- THE PROBLEM -
Your copy must hold all of the data below, unchanged and without images.
(MATERIAL FOR THE TASK Opens)
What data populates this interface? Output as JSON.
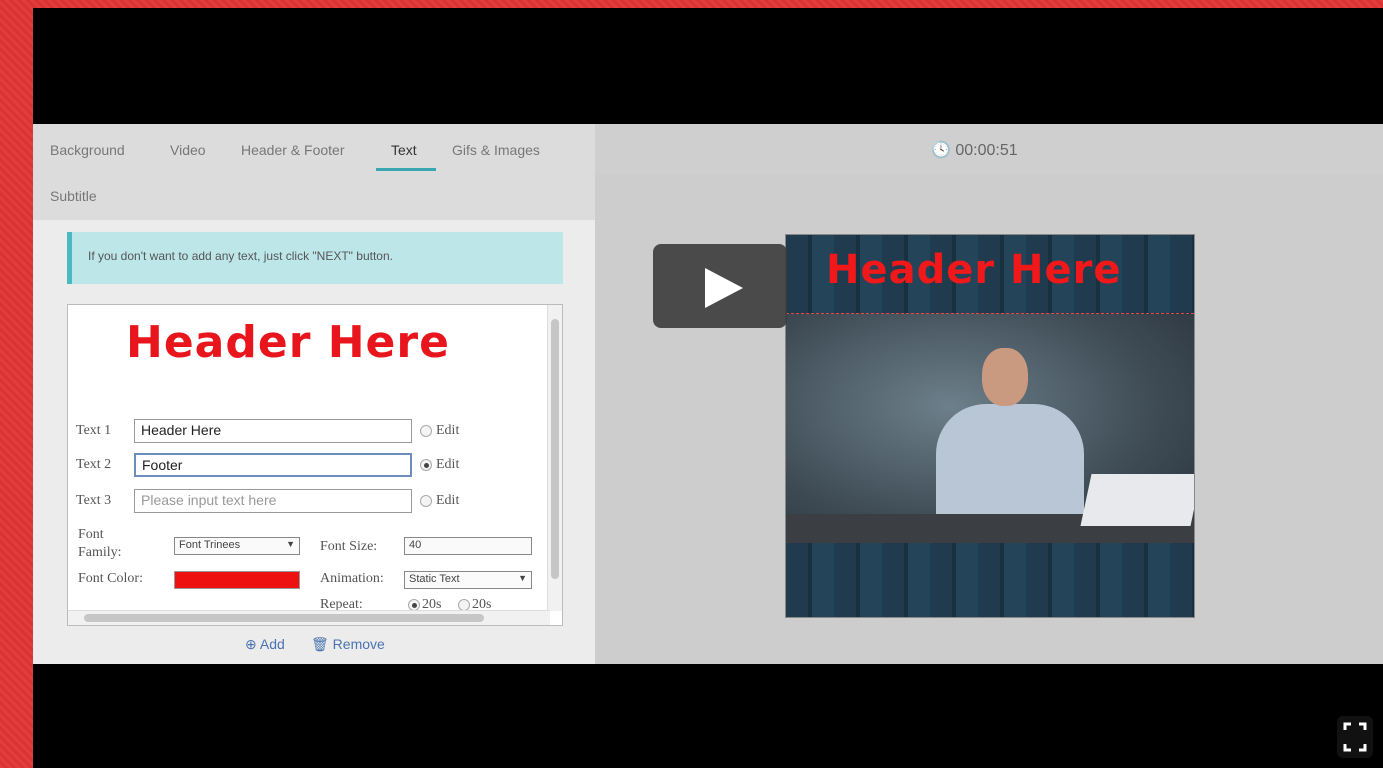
{
  "tabs": [
    {
      "label": "Background"
    },
    {
      "label": "Video"
    },
    {
      "label": "Header & Footer"
    },
    {
      "label": "Text"
    },
    {
      "label": "Gifs & Images"
    },
    {
      "label": "Subtitle"
    }
  ],
  "timer": "00:00:51",
  "notice": "If you don't want to add any text, just click \"NEXT\" button.",
  "preview_header": "Header Here",
  "texts": [
    {
      "label": "Text 1",
      "value": "Header Here",
      "edit_label": "Edit"
    },
    {
      "label": "Text 2",
      "value": "Footer",
      "edit_label": "Edit"
    },
    {
      "label": "Text 3",
      "placeholder": "Please input text here",
      "edit_label": "Edit"
    }
  ],
  "font_family": {
    "label_line1": "Font",
    "label_line2": "Family:",
    "value": "Font Trinees"
  },
  "font_size": {
    "label": "Font Size:",
    "value": "40"
  },
  "font_color": {
    "label": "Font Color:",
    "value": "#ee1111"
  },
  "animation": {
    "label": "Animation:",
    "value": "Static Text"
  },
  "repeat": {
    "label": "Repeat:",
    "opt1": "20s",
    "opt2": "20s"
  },
  "actions": {
    "add": "Add",
    "remove": "Remove"
  },
  "thumbnail": {
    "header": "Header Here"
  }
}
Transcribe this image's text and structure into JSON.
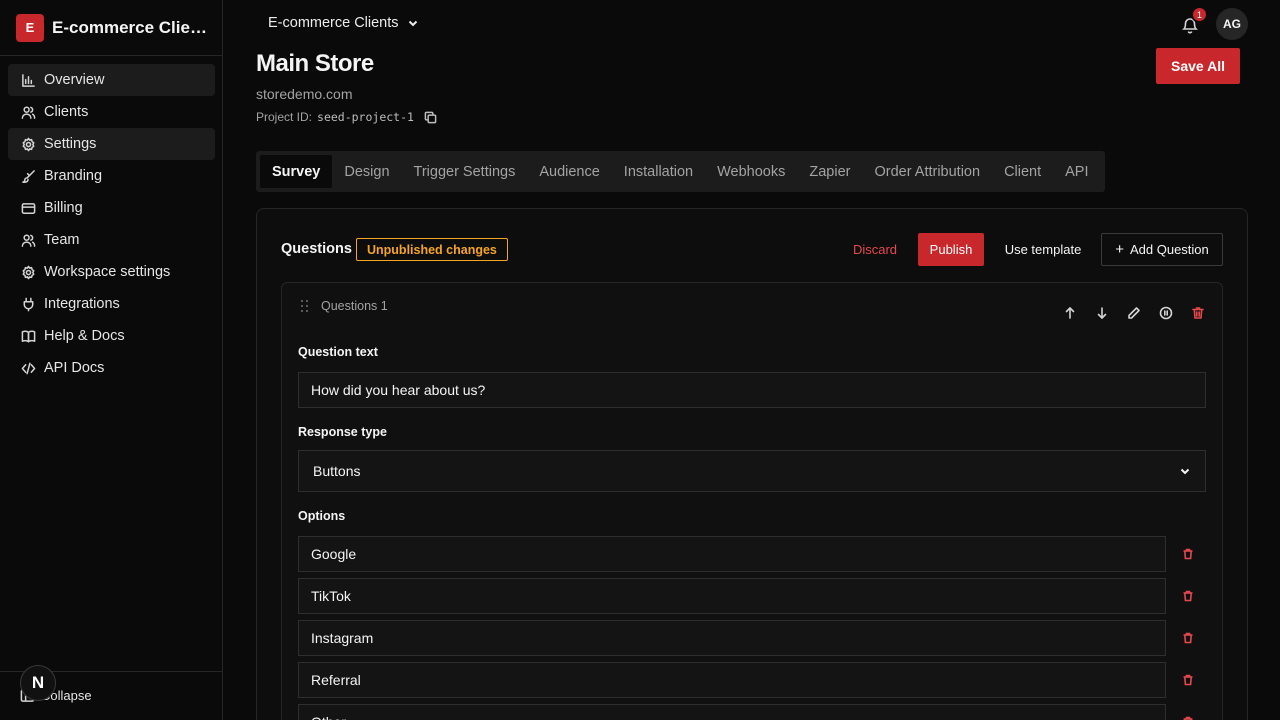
{
  "sidebar": {
    "brand_initial": "E",
    "brand_name": "E-commerce Clients",
    "items": [
      {
        "label": "Overview",
        "icon": "bar-chart-icon",
        "active": true
      },
      {
        "label": "Clients",
        "icon": "users-icon",
        "active": false
      },
      {
        "label": "Settings",
        "icon": "gear-icon",
        "active": true
      },
      {
        "label": "Branding",
        "icon": "brush-icon",
        "active": false
      },
      {
        "label": "Billing",
        "icon": "credit-card-icon",
        "active": false
      },
      {
        "label": "Team",
        "icon": "users-icon",
        "active": false
      },
      {
        "label": "Workspace settings",
        "icon": "gear-icon",
        "active": false
      },
      {
        "label": "Integrations",
        "icon": "plug-icon",
        "active": false
      },
      {
        "label": "Help & Docs",
        "icon": "book-icon",
        "active": false
      },
      {
        "label": "API Docs",
        "icon": "code-icon",
        "active": false
      }
    ],
    "collapse_label": "Collapse",
    "next_badge": "N"
  },
  "topbar": {
    "workspace": "E-commerce Clients",
    "notification_count": "1",
    "avatar_initials": "AG"
  },
  "header": {
    "title": "Main Store",
    "domain": "storedemo.com",
    "project_id_label": "Project ID:",
    "project_id": "seed-project-1",
    "save_all": "Save All"
  },
  "tabs": [
    "Survey",
    "Design",
    "Trigger Settings",
    "Audience",
    "Installation",
    "Webhooks",
    "Zapier",
    "Order Attribution",
    "Client",
    "API"
  ],
  "active_tab": "Survey",
  "survey": {
    "section_title": "Questions",
    "status_badge": "Unpublished changes",
    "discard": "Discard",
    "publish": "Publish",
    "use_template": "Use template",
    "add_question": "Add Question",
    "question": {
      "label": "Questions 1",
      "question_text_label": "Question text",
      "question_text": "How did you hear about us?",
      "response_type_label": "Response type",
      "response_type": "Buttons",
      "options_label": "Options",
      "options": [
        "Google",
        "TikTok",
        "Instagram",
        "Referral",
        "Other"
      ]
    }
  },
  "colors": {
    "accent": "#c8282b",
    "warning": "#f5a524",
    "danger": "#e5484d",
    "background": "#0a0a0a"
  }
}
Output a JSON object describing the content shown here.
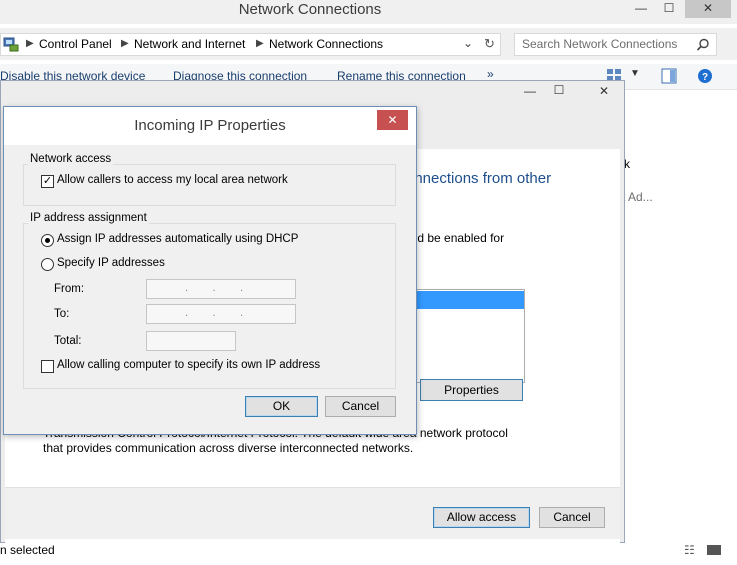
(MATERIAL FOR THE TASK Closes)
- OUTPUT -
What data populates this interface? Output as JSON.
{
  "tabs": [
    {
      "label": "Background"
    },
    {
      "label": "Video"
    },
    {
      "label": "Header & Footer"
    },
    {
      "label": "Text"
    },
    {
      "label": "Gifs & Images"
    },
    {
      "label": "Subtitle"
    }
  ],
  "timer": "00:00:51",
  "notice": "If you don't want to add any text, just click \"NEXT\" button.",
  "preview_header": "Header Here",
  "texts": [
    {
      "label": "Text 1",
      "value": "Header Here",
      "edit_label": "Edit"
    },
    {
      "label": "Text 2",
      "value": "Footer",
      "edit_label": "Edit"
    },
    {
      "label": "Text 3",
      "placeholder": "Please input text here",
      "edit_label": "Edit"
    }
  ],
  "font_family": {
    "label_line1": "Font",
    "label_line2": "Family:",
    "value": "Font Trinees"
  },
  "font_size": {
    "label": "Font Size:",
    "value": "40"
  },
  "font_color": {
    "label": "Font Color:",
    "value": "#ee1111"
  },
  "animation": {
    "label": "Animation:",
    "value": "Static Text"
  },
  "repeat": {
    "label": "Repeat:",
    "opt1": "20s",
    "opt2": "20s"
  },
  "actions": {
    "add": "Add",
    "remove": "Remove"
  },
  "thumbnail": {
    "header": "Header Here"
  }
}
Transcribe this image's text and structure into JSON.
{
  "sidebar": {
    "brand_initial": "E",
    "brand_name": "E-commerce Clients",
    "items": [
      {
        "label": "Overview",
        "icon": "bar-chart-icon",
        "active": true
      },
      {
        "label": "Clients",
        "icon": "users-icon",
        "active": false
      },
      {
        "label": "Settings",
        "icon": "gear-icon",
        "active": true
      },
      {
        "label": "Branding",
        "icon": "brush-icon",
        "active": false
      },
      {
        "label": "Billing",
        "icon": "credit-card-icon",
        "active": false
      },
      {
        "label": "Team",
        "icon": "users-icon",
        "active": false
      },
      {
        "label": "Workspace settings",
        "icon": "gear-icon",
        "active": false
      },
      {
        "label": "Integrations",
        "icon": "plug-icon",
        "active": false
      },
      {
        "label": "Help & Docs",
        "icon": "book-icon",
        "active": false
      },
      {
        "label": "API Docs",
        "icon": "code-icon",
        "active": false
      }
    ],
    "collapse_label": "Collapse",
    "next_badge": "N"
  },
  "topbar": {
    "workspace": "E-commerce Clients",
    "notification_count": "1",
    "avatar_initials": "AG"
  },
  "header": {
    "title": "Main Store",
    "domain": "storedemo.com",
    "project_id_label": "Project ID:",
    "project_id": "seed-project-1",
    "save_all": "Save All"
  },
  "tabs": [
    "Survey",
    "Design",
    "Trigger Settings",
    "Audience",
    "Installation",
    "Webhooks",
    "Zapier",
    "Order Attribution",
    "Client",
    "API"
  ],
  "active_tab": "Survey",
  "survey": {
    "section_title": "Questions",
    "status_badge": "Unpublished changes",
    "discard": "Discard",
    "publish": "Publish",
    "use_template": "Use template",
    "add_question": "Add Question",
    "question": {
      "label": "Questions 1",
      "question_text_label": "Question text",
      "question_text": "How did you hear about us?",
      "response_type_label": "Response type",
      "response_type": "Buttons",
      "options_label": "Options",
      "options": [
        "Google",
        "TikTok",
        "Instagram",
        "Referral",
        "Other"
      ]
    }
  },
  "colors": {
    "accent": "#c8282b",
    "warning": "#f5a524",
    "danger": "#e5484d",
    "background": "#0a0a0a"
  }
}
Output a JSON object describing the content shown here.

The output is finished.